1 December 2014 Edition
The pointless game with no winners
It’s difficult to see such a concept catching on in the GAA, unless one happens to be from Fermanagh
I RECALL one time collecting our Ciara from school. Normally she would be bubbly and effusive – black cat, black kitten – but this day she was less than gruntled. The cause, it transpired, was the soccer match ‘Teacher’ had organised in the yard. Don’t fret, Ciara’s displeasure was not based on cultural disdain. Rather, she was peeved over the fact that Teacher had introduced them to the concept of games in which no one wins and nobody loses.
Seemingly, some regard this as a grounding for a fair society in which everyone gets to feel good about themselves and all outcomes are the same, no matter what we do. Ants and termites thrive under such a dispensation.
The kidgers were mortified and engineered a demarche by abandoning the match when one team went a goal up! It’s difficult to see such a concept catching on in the GAA, unless one happens to be from Fermanagh.

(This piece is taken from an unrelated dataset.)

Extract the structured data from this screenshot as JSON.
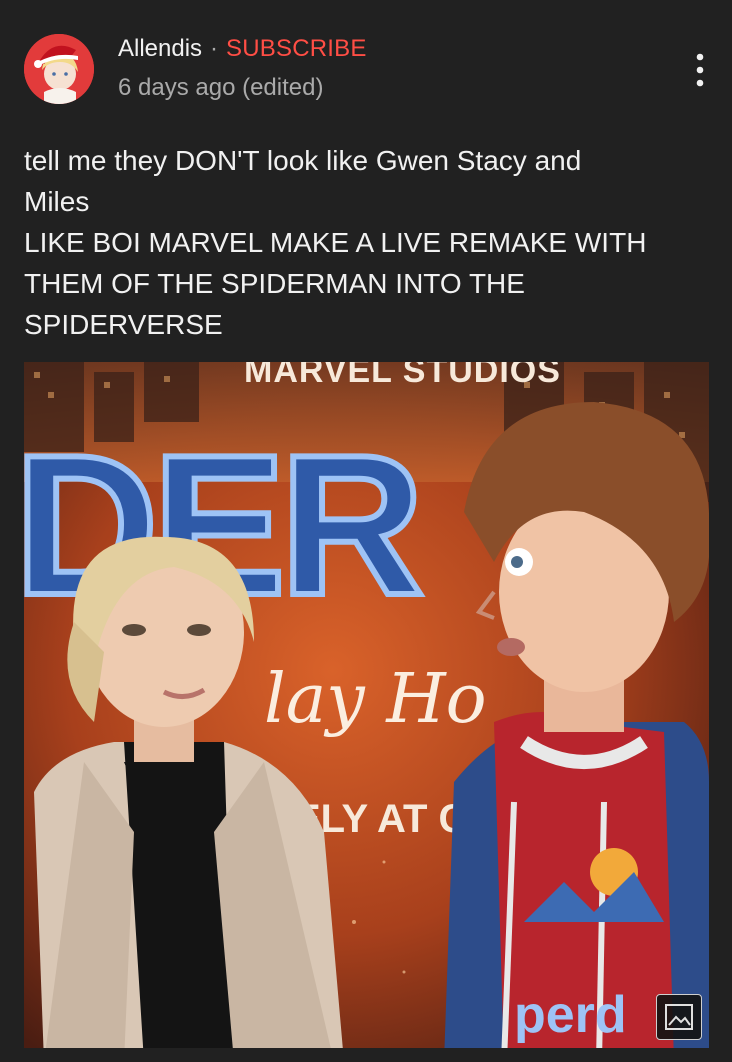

Christopher Lasch, the American philosopher, disliked people who sought to use sport for ulterior motives, for:
“Games quickly lose their charm when forced into the service of education, character development, or social improvement.”
While Ciara’s teacher was no doubt attempting in good faith to transform the Hobbesian world of the playground into a prelapsarian Utopia, she was acting in the manner referred to by Lasch.
So too, on a vaster scale, were the totalitarians who sought to use sport to prove that the master race or party had created a new type of human. Thankfully, people have little time for that and appreciate what Lasch describes as sport’s “gloriously pointless” nature.
Sport is pointless but it also provides an outlet for aspects of human nature such as creativity, competitiveness and aggression that are not a daily part of most people’s lives. Indeed, they are positively discouraged. Try skipping the queue in the supermarket to test that hypothesis. And most people do not actively participate in sport so its emotional content is transferred onto mainly professional sportspersons. According to Johan Huizinga in Homo Ludens that encourages the spectator’s craving for “trivial recreation and crude sensationalism”.
While Huizinga may be correct with regard to televised sport (the only medium through which most people have contact with ‘live’ sport), his strictures can hardly be applied to those who watch sport in the flesh. Those who travel to Tbilisi or Tórshavn or teetotal Tehran to support the Irish soccer team, or the four mad people who travel the country with the Carlow hurlers, can hardly be depicted as mindless sensation seekers.
There is a stronger argument perhaps to be made about televised sport lowering standards, just as in popular music where what appeals most is the predictably bland. Thus, aficionados of the classic era of baseball, of the Ruths and Mantles and Jackie Robinsons, rue the advent of the designated hitter rule in 1973. Teams no longer need all-rounders, pitchers who can bat, as top cricketers can bat and bowl. Likewise, I have heard George Hook lament the passing of the old trench warfare of rugby for what he admits may be a more attractive spectator event.
I suspect, however, that, like those who miss old-style Gaelic football, Hook’s recall of the endless scrummaging and two penalties to one victories is on a par with the alleged glories of catch and kick football. That was blown out of the water in 1967 when the Aussie Rules tourists made All-Ireland champions Meath look like Sunday morning joggers thrown in against El Guerrouj.
Which brings me via a circuitous route to the Compromise Rules series. Gaelic football has long since compensated for the humiliation of 1967. Players are as fit and as physically conditioned as their professional opponents. In its classic era, people rose early on weekday mornings to pack taverns to watch what were often savage encounters.
Crude sensationalism, if you will. Now, neither side really takes it seriously, and the machismo and brutality have been censored. Neither side sends their best players and it is a minor event played in smaller arenas. So perhaps it is time to admit that the series is a beaten docket and to concentrate, as Mickey Harte has urged, on the promotion of the proper game which now prospers in many parts of globe?